16–18." Viṣṇu, Śarva, I, Goddess and Vighneśvara i.e. Gaṇeśa (are to be worshipped). Though I am only one, I have become five as in the case of a Stage Manager in the course of a play. Know, O lord of birds, that these are all our own different forms. Hence holy bath in the month of Kārttika should be taken for the purpose of dispelling all sins by Sauras (followers of the Sun), Gāṇeśas (followers of Vighneśvara), Śāktas (followers of Śakti or Goddess), Śaivas (followers of Śiva) and Vaiṣṇavas (followers of Viṣṇu).".[11]

In Padma Purana 6.88.43-44 Lord Krishna Tells Satyabhama:-

"As the rainwater goes to the ocean, the followers of Śiva, the Sun, Gaṇeśa, Viṣṇu, so also the worshippers of Śakti come to me only. I am one, born in five ways, and play with names—as one Devadatta calls his sons etc. with (various) names."[12]

The Devi-Bhagavata Purana 11.17.34-36 reads as follows:-

"Thus the rules of the morning Sandhya are prescribed. Doing works so far, bid farewell to the above-mentioned Gayatri. Next finishing the Agnihotra Homa sacrifice, worship the five Devatas, S’iva, S’iva, Ganes’a, Surya and Visnu. Worship by the Purusa Sukta mantra, or by Hrim mantra, or by Vyahriti mantra or by S’rischate Laksmis’cha, etc., place Bhavani in the centre; Visnu in the north east corner, S’iva in the south-east corner; Ganes’a in the south-west corner, and the Sun in the north-west corner; and then worship them. While offering worship with the sixteen offerings, worship by repeating sixteen mantras."[13]

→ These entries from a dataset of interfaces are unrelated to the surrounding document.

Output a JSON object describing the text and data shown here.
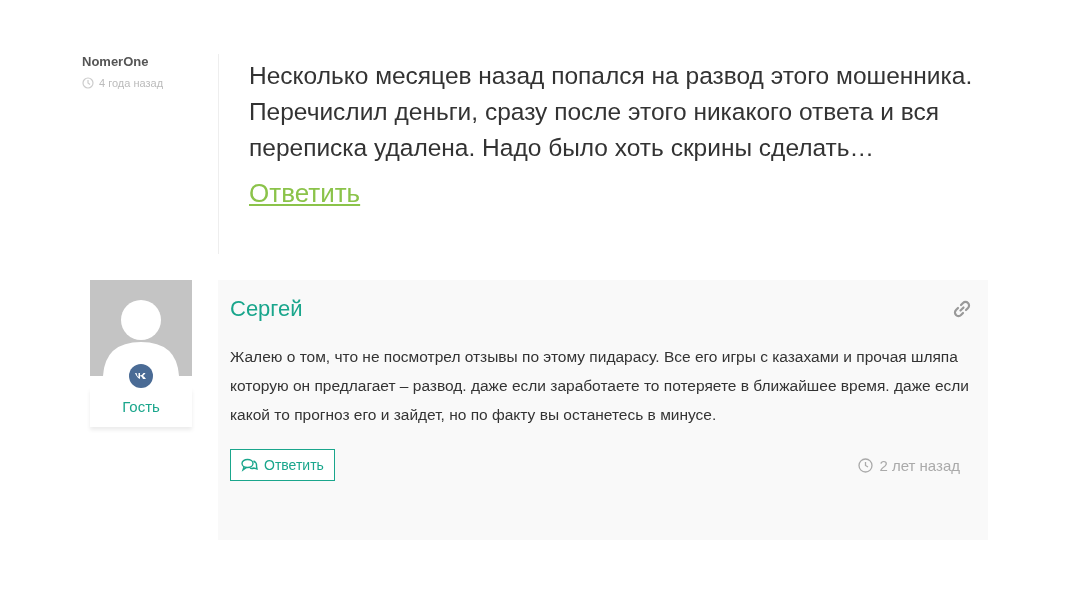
{
  "comments": [
    {
      "kind": "plain",
      "author": "NomerOne",
      "time": "4 года назад",
      "text": "Несколько месяцев назад попался на развод этого мошенника. Перечислил деньги, сразу после этого никакого ответа и вся переписка удалена. Надо было хоть скрины сделать…",
      "reply": "Ответить"
    },
    {
      "kind": "card",
      "author": "Сергей",
      "badge": "Гость",
      "time": "2 лет назад",
      "text": "Жалею о том, что не посмотрел отзывы по этому пидарасу. Все его игры с казахами и прочая шляпа которую он предлагает – развод. даже если заработаете то потеряете в ближайшее время. даже если какой то прогноз его и зайдет, но по факту вы останетесь в минусе.",
      "reply": "Ответить"
    }
  ]
}
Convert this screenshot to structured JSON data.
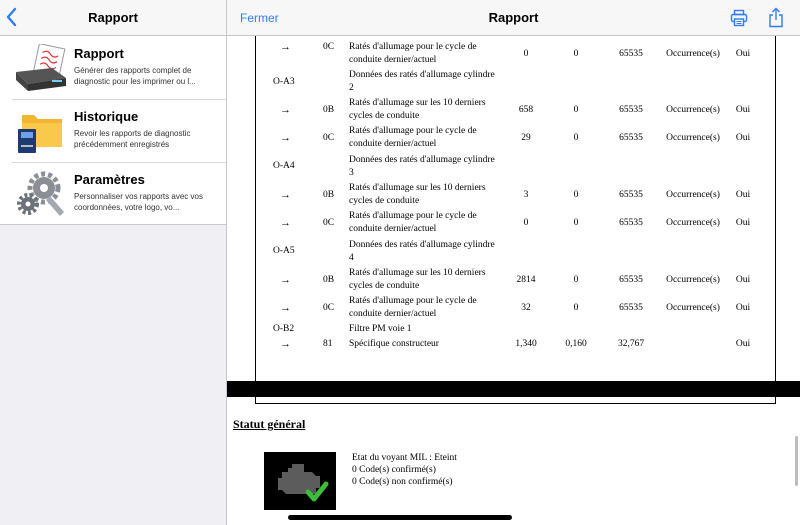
{
  "left": {
    "title": "Rapport",
    "menu": [
      {
        "title": "Rapport",
        "desc": "Générer des rapports complet de diagnostic pour les imprimer ou l...",
        "icon": "printer-report-icon"
      },
      {
        "title": "Historique",
        "desc": "Revoir les rapports de diagnostic précédemment enregistrés",
        "icon": "folder-history-icon"
      },
      {
        "title": "Paramètres",
        "desc": "Personnaliser vos rapports avec vos coordonnées, votre logo, vo...",
        "icon": "gears-settings-icon"
      }
    ]
  },
  "right": {
    "close_label": "Fermer",
    "title": "Rapport"
  },
  "report": {
    "arrow": "→",
    "rows": [
      {
        "id": "",
        "code": "0C",
        "desc": "Ratés d'allumage pour le cycle de conduite dernier/actuel",
        "v1": "0",
        "v2": "0",
        "v3": "65535",
        "unit": "Occurrence(s)",
        "flag": "Oui",
        "arrow": true
      },
      {
        "id": "O-A3",
        "code": "",
        "desc": "Données des ratés d'allumage cylindre 2",
        "v1": "",
        "v2": "",
        "v3": "",
        "unit": "",
        "flag": "",
        "arrow": false
      },
      {
        "id": "",
        "code": "0B",
        "desc": "Ratés d'allumage sur les 10 derniers cycles de conduite",
        "v1": "658",
        "v2": "0",
        "v3": "65535",
        "unit": "Occurrence(s)",
        "flag": "Oui",
        "arrow": true
      },
      {
        "id": "",
        "code": "0C",
        "desc": "Ratés d'allumage pour le cycle de conduite dernier/actuel",
        "v1": "29",
        "v2": "0",
        "v3": "65535",
        "unit": "Occurrence(s)",
        "flag": "Oui",
        "arrow": true
      },
      {
        "id": "O-A4",
        "code": "",
        "desc": "Données des ratés d'allumage cylindre 3",
        "v1": "",
        "v2": "",
        "v3": "",
        "unit": "",
        "flag": "",
        "arrow": false
      },
      {
        "id": "",
        "code": "0B",
        "desc": "Ratés d'allumage sur les 10 derniers cycles de conduite",
        "v1": "3",
        "v2": "0",
        "v3": "65535",
        "unit": "Occurrence(s)",
        "flag": "Oui",
        "arrow": true
      },
      {
        "id": "",
        "code": "0C",
        "desc": "Ratés d'allumage pour le cycle de conduite dernier/actuel",
        "v1": "0",
        "v2": "0",
        "v3": "65535",
        "unit": "Occurrence(s)",
        "flag": "Oui",
        "arrow": true
      },
      {
        "id": "O-A5",
        "code": "",
        "desc": "Données des ratés d'allumage cylindre 4",
        "v1": "",
        "v2": "",
        "v3": "",
        "unit": "",
        "flag": "",
        "arrow": false
      },
      {
        "id": "",
        "code": "0B",
        "desc": "Ratés d'allumage sur les 10 derniers cycles de conduite",
        "v1": "2814",
        "v2": "0",
        "v3": "65535",
        "unit": "Occurrence(s)",
        "flag": "Oui",
        "arrow": true
      },
      {
        "id": "",
        "code": "0C",
        "desc": "Ratés d'allumage pour le cycle de conduite dernier/actuel",
        "v1": "32",
        "v2": "0",
        "v3": "65535",
        "unit": "Occurrence(s)",
        "flag": "Oui",
        "arrow": true
      },
      {
        "id": "O-B2",
        "code": "",
        "desc": "Filtre PM voie 1",
        "v1": "",
        "v2": "",
        "v3": "",
        "unit": "",
        "flag": "",
        "arrow": false
      },
      {
        "id": "",
        "code": "81",
        "desc": "Spécifique constructeur",
        "v1": "1,340",
        "v2": "0,160",
        "v3": "32,767",
        "unit": "",
        "flag": "Oui",
        "arrow": true
      }
    ]
  },
  "status": {
    "title": "Statut général",
    "lines": [
      "Etat du voyant MIL : Eteint",
      "0 Code(s) confirmé(s)",
      "0 Code(s) non confirmé(s)"
    ]
  },
  "colors": {
    "accent": "#2f7cf6",
    "check": "#3bbf3b"
  }
}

See also


  1. ^ a b c d e Bühnemann, Gudrun (2003). Mandalas and Yantras in the Hindu Traditions. BRILL Academic. p. 60. ISBN 978-9004129023 – via Google Books.
  2. ^ a b Harle, James C. (1994). The Art and Architecture of the Indian Subcontinent. Yale University Press. pp. 140–142, 191, 201–203. ISBN 978-0-300-06217-5 – via archive.org.
  3. ^ Flood, Gavin D. (1996). An Introduction to Hinduism. Cambridge University Press. p. 17. ISBN 978-0-521-43878-0 – via archive.org.
  4. ^ Eck, Diana L. (1998). Darśan: Seeing the divine image in India. Columbia University Press. p. 49. ISBN 978-0-231-11265-9 – via Google Books.
  5. ^ a b c "The Four Denominations of Hinduism". Himalayan Academy. Basics of Hinduism. Kauai Hindu Monastery.
  6. ^ a b Asher, Frederick (1981). Joanna Gottfried Williams (ed.). Kalādarśana: American studies in the art of India. Brill Academic. pp. 1–4. ISBN 90-04-06498-2 – via Google Books.
  7. ^ Reitz, Falk (1997). Pancayatana-Komplexe in Nordindien: Entstehung, Entwicklung und regionale Besonderheiten einer indischen Architekturform [Pancayatana complexes in North India: Origin, development and regional characteristics of an Indian form of architecture] (PDF) (Ph.D. thesis) (in German). Berlin, DE: Freie Universität Berlin.
  8. ^ Lochtefeld, James G. (2002). The Illustrated Encyclopedia of Hinduism. Vol. A–M. The Rosen Publishing Group. p. 61. ISBN 978-0-8239-3179-8.
  9. ^ Singh, Pashaura & Fenech, Louis E. (2014). The Oxford Handbook of Sikh Studies. Oxford University Press. p. 376. ISBN 978-0-19-969930-8 – via Google Books.
  10. ^ "Narada Purana ENG 03 1951 OCR Motilal Banasirdass".
  11. ^ "The Glory of Kārttika [Chapter 3]". 27 February 2020.
  12. ^ "The Padma-Purana Part. 8". Motilal Banarsidass Publishers PVT. LTD, Delhi. 1952.
  13. ^ "Srimad Devi Bhagavatam - English Translation".